In late February, the Russians responded to the American soft coup in Ukraine by invading Crimea and eventually annexing it and creating chaos in Eastern Ukraine. The Obama administration declined to arm the Ukrainian government. It was right to avoid conflict with Moscow, though by leaving Kyiv defenseless, it showed that the White House had never fully gamed out all the possible scenarios that might ensue from setting a client state on course for conflict with a great power. Instead, Obama and the Europeans highlighted their deadly miscalculation by imposing sanctions on Moscow for taking advantage of the conditions that Obama and the Europeans had created.
The White House seems to have taken a perverse pride in the death and destruction it helped incite in Eastern Europe. In April 2014, CIA Director John Brennan visited Kyiv, appearing to confirm the agency’s role in the coup. Shortly after came Vice President Biden, who took his own victory lap and counseled the Ukrainians to root out corruption. Naturally, a prominent Ukrainian energy company called Burisma, which was then under investigation for corruption, hired Biden’s son Hunter for protection.

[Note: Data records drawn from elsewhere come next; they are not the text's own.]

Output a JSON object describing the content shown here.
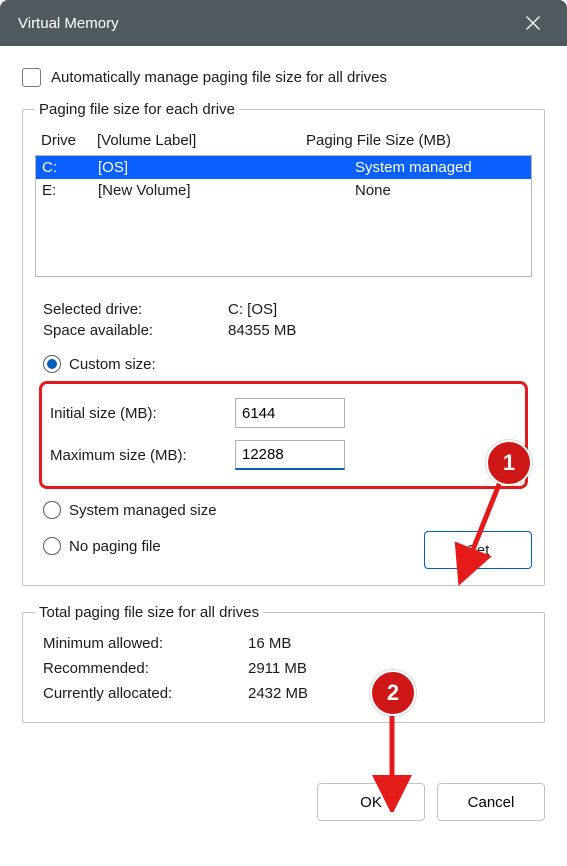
{
  "window": {
    "title": "Virtual Memory"
  },
  "autoManage": {
    "label": "Automatically manage paging file size for all drives"
  },
  "driveGroup": {
    "legend": "Paging file size for each drive",
    "headers": {
      "drive": "Drive",
      "label": "[Volume Label]",
      "size": "Paging File Size (MB)"
    },
    "rows": [
      {
        "drive": "C:",
        "label": "[OS]",
        "size": "System managed",
        "selected": true
      },
      {
        "drive": "E:",
        "label": "[New Volume]",
        "size": "None",
        "selected": false
      }
    ],
    "selectedDrive": {
      "label": "Selected drive:",
      "value": "C:  [OS]"
    },
    "spaceAvailable": {
      "label": "Space available:",
      "value": "84355 MB"
    },
    "options": {
      "custom": "Custom size:",
      "systemManaged": "System managed size",
      "noPaging": "No paging file"
    },
    "initial": {
      "label": "Initial size (MB):",
      "value": "6144"
    },
    "maximum": {
      "label": "Maximum size (MB):",
      "value": "12288"
    },
    "setBtn": "Set"
  },
  "totals": {
    "legend": "Total paging file size for all drives",
    "min": {
      "label": "Minimum allowed:",
      "value": "16 MB"
    },
    "rec": {
      "label": "Recommended:",
      "value": "2911 MB"
    },
    "cur": {
      "label": "Currently allocated:",
      "value": "2432 MB"
    }
  },
  "footer": {
    "ok": "OK",
    "cancel": "Cancel"
  },
  "callouts": {
    "one": "1",
    "two": "2"
  }
}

By tying itself to an American administration that had shown itself to be reckless and dangerous, the Ukrainians made a geopolitical blunder that statesmen will study for years to come: A buffer state had staked its future on a distant power that had simply seen it as an instrument to annoy its powerful neighbor with no attachment to any larger strategic concept that it was willing to support. Russia then lopped off half of the Donbas region on its border and subjected Ukraine to a grinding, eight-year-long war, intended in large part to underline Russian capacity and Ukrainian and American impotence.
See FULL STORY at Tablet Magazine.